During the dispensing interaction it is important the dispenser understands that customers make buying decisions based on a combination of emotional and logical reasons. It makes them feel good (emotion) or it solves a problem (logic). Successful dispensing is a combination of identifying and satisfying needs.

Consider how you intend to produce outcomes and benefits that the customer expects, desires, or would be delighted by. The follow up phases of the customer journey offer such opportunities.

Opportunity to wow and delight customers continues as the order is processed. The customers experience is still in progress as we consider which touch points we can still influence. For example, keeping the customer notified with regards to the progress of their order.

The opportunity to delight can also create at collection. The opportunity to create a favourable moment can create further touchpoints and memorable moments. These may be lost if not taken immediately and may include care instructions and products that may be beneficial (such as cloths, sprays, cords, chains, different cases).

Again, how does this fit into the customer service journey? A successful proposition will end as beneficially as it began, by listening to and watching what customers do and say.

Box 1

Customer tasks: lifestyle

Customer tasks are the things they are trying to get done in their work or life.

Examining what these tasks are and how our customer’s vision and visual comfort impacts their ability to get those things done is an essential part of a dispensing experience.

Lifestyle questions elicit detail around the tasks customers try to perform and complete, or problems that they are trying to solve.

One example may be customers are aware of visual fatigue when using a computer.

We begin by playing the detective asking investigative questions and making sure we take the customers perspective. What you consider is important might not be that important to the customer. It is essential to acknowledge that not all their tasks or challenges have the same importance. We may need to help customers to prioritise them.

The next step is uncovering what proposition you offer and aligning it to the customer’s specific needs by asking:

 Which ‘gains’ do they need but don’t have? What can you offer?

Your products and services

This is what is on offer to your customers. With this bundle of products and services we help customers complete their tasks or help them meet basic needs.

Box 2

Customer gains: The outcomes and benefits customers want. Some gains are required, others expected, or desired by the customer.

A required gain: the outcome of an eye health check. After the test a customer’s most basic expectation is to be informed in simple terms if their eyes are healthy, and if not, to be referred to a specialist.

An expected gain: when the patient requires spectacles; the spectacles will provide a better visual acuity than without.

A desired gain: one which goes beyond the expectation of a solution. Such as where frames are more robust due to sprung sides, are lightweight due to the use of materials such as titanium, or a specific brand that meets an emotional want, such as that of status and prestige.

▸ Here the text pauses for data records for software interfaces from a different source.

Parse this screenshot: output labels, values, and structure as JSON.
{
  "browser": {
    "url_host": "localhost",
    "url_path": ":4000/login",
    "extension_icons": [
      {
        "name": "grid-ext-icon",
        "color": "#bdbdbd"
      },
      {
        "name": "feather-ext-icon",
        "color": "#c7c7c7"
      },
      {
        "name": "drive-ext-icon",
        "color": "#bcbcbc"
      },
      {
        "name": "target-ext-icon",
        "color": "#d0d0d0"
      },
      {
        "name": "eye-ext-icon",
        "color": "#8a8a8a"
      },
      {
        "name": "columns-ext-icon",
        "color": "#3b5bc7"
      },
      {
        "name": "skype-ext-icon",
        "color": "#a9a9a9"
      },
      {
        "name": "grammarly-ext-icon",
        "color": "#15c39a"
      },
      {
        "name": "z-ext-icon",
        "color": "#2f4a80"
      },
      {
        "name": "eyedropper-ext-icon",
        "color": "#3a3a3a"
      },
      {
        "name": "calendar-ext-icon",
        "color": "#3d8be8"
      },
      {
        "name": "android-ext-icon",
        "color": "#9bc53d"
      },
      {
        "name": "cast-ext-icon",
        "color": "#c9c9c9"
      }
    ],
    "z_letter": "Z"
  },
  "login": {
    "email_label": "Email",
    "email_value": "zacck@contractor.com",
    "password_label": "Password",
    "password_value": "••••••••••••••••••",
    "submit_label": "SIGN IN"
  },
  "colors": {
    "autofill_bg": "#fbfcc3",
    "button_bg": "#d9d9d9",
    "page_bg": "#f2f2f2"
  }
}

Gain creator: this describes how your products and services intend to produce outcomes and benefits that your customer expects, desires, or would be delighted by, including functional utility, social gains, positive emotions and cost savings. Again, there is a focus on the high relevancy to the individual customer.


Maria Anubi is a Dispensing Optician, business coach and author.